>>>>

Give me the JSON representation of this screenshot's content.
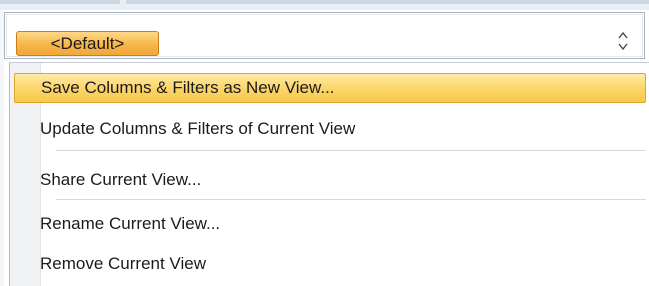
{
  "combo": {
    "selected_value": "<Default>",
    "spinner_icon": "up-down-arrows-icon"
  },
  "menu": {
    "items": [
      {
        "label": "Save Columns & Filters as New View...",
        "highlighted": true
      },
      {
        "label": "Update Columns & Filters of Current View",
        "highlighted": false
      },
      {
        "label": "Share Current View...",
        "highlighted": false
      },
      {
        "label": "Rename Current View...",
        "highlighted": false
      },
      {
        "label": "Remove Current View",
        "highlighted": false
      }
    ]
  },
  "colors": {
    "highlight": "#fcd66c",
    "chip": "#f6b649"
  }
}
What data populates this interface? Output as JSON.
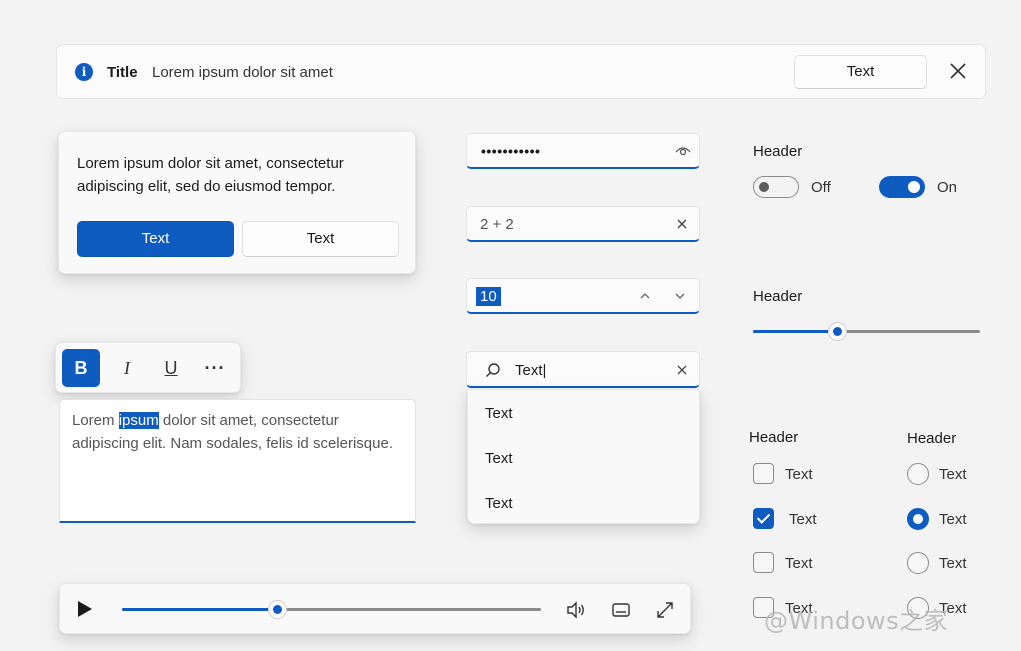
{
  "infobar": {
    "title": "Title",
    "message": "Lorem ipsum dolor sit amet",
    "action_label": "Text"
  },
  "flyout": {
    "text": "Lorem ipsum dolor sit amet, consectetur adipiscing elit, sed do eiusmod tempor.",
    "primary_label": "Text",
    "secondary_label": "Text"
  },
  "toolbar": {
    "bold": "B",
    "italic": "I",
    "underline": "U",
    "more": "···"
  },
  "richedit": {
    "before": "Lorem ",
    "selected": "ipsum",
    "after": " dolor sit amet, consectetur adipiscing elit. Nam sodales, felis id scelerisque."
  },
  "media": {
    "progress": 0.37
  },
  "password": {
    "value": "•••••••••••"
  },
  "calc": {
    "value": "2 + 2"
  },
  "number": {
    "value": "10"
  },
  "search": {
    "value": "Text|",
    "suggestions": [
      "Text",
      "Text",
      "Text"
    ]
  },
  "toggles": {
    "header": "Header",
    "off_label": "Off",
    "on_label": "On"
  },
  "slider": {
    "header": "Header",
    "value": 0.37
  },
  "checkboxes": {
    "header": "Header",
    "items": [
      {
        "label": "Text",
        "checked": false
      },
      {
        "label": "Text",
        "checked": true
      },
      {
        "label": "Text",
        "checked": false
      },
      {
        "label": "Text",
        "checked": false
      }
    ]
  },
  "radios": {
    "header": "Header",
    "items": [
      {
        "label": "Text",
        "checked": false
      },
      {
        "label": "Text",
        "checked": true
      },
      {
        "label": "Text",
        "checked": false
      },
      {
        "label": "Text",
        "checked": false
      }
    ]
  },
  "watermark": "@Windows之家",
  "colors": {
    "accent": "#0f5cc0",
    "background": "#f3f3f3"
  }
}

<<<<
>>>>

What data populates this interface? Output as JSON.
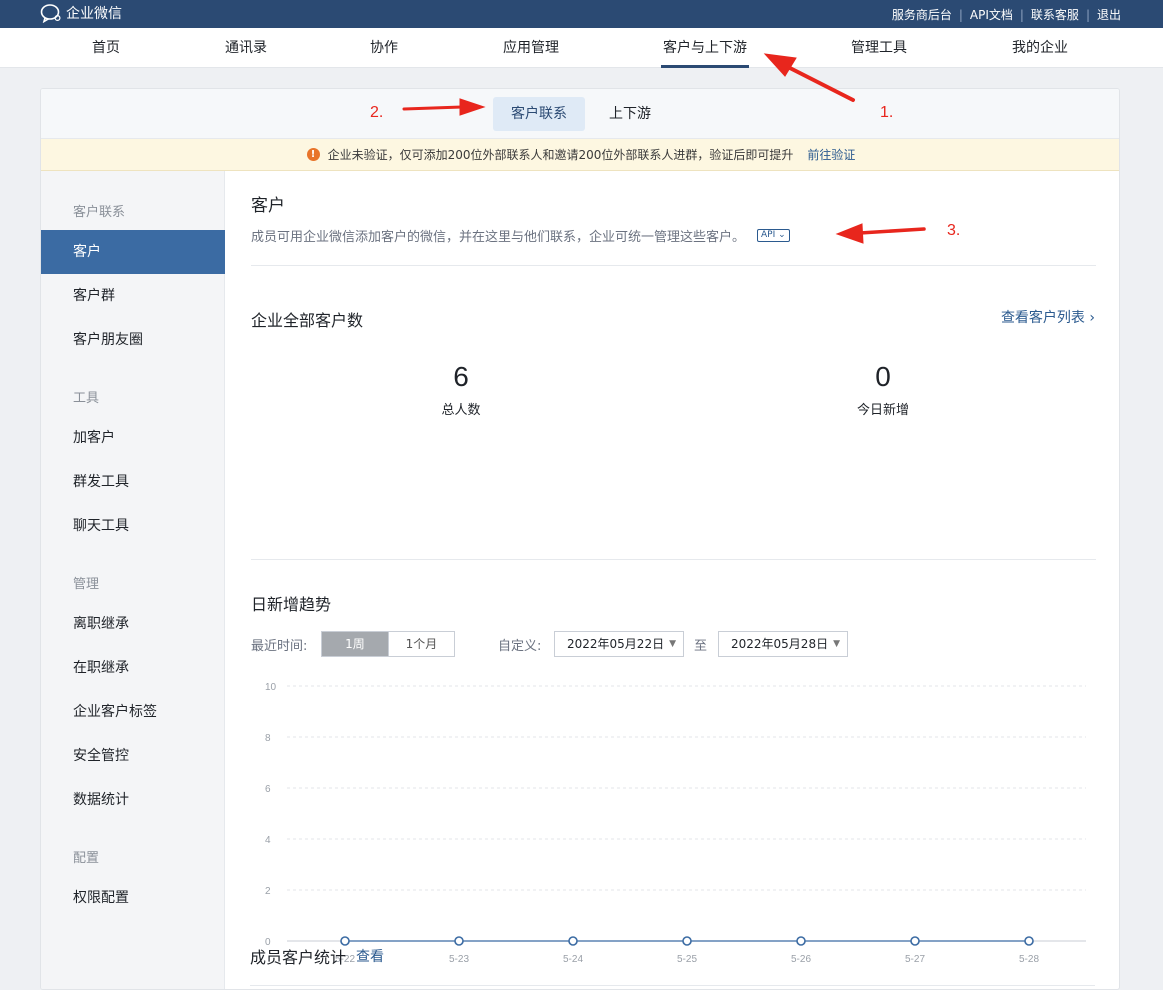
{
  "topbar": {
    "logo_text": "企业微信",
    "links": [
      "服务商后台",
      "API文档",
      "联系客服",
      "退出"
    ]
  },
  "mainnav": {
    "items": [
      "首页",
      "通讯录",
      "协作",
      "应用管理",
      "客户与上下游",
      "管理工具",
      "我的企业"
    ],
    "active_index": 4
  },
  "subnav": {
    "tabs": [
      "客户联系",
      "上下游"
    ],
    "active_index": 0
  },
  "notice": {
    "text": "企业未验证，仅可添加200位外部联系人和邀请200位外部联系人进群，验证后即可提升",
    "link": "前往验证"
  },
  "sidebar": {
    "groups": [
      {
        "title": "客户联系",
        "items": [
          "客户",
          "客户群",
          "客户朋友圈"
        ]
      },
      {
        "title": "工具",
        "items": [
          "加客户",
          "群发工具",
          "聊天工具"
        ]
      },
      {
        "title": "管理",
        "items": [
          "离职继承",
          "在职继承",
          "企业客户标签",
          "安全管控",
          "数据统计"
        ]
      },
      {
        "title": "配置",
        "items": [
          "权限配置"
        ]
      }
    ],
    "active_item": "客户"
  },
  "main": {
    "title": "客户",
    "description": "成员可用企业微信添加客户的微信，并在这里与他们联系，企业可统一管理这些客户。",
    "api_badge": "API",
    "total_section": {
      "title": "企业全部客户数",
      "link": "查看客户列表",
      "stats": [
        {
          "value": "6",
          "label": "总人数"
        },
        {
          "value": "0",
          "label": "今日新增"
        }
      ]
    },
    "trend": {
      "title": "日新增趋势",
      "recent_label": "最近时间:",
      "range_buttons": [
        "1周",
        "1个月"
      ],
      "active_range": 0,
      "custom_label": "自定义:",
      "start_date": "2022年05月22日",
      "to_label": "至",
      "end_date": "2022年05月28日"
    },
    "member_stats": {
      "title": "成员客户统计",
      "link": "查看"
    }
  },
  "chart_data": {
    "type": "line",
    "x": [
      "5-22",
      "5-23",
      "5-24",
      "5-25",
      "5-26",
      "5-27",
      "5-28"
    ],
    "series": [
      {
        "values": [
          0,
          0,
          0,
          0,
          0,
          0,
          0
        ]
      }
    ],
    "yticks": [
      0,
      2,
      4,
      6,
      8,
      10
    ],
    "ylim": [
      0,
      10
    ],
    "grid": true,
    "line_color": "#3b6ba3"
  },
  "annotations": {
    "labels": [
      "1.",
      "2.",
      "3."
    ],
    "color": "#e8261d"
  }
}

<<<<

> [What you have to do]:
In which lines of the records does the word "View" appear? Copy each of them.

> [Answer to the exercise]:
        "label": "Save Columns & Filters as New View...",
        "label": "Update Columns & Filters of Current View",
        "label": "Share Current View...",
        "label": "Rename Current View...",
        "label": "Remove Current View",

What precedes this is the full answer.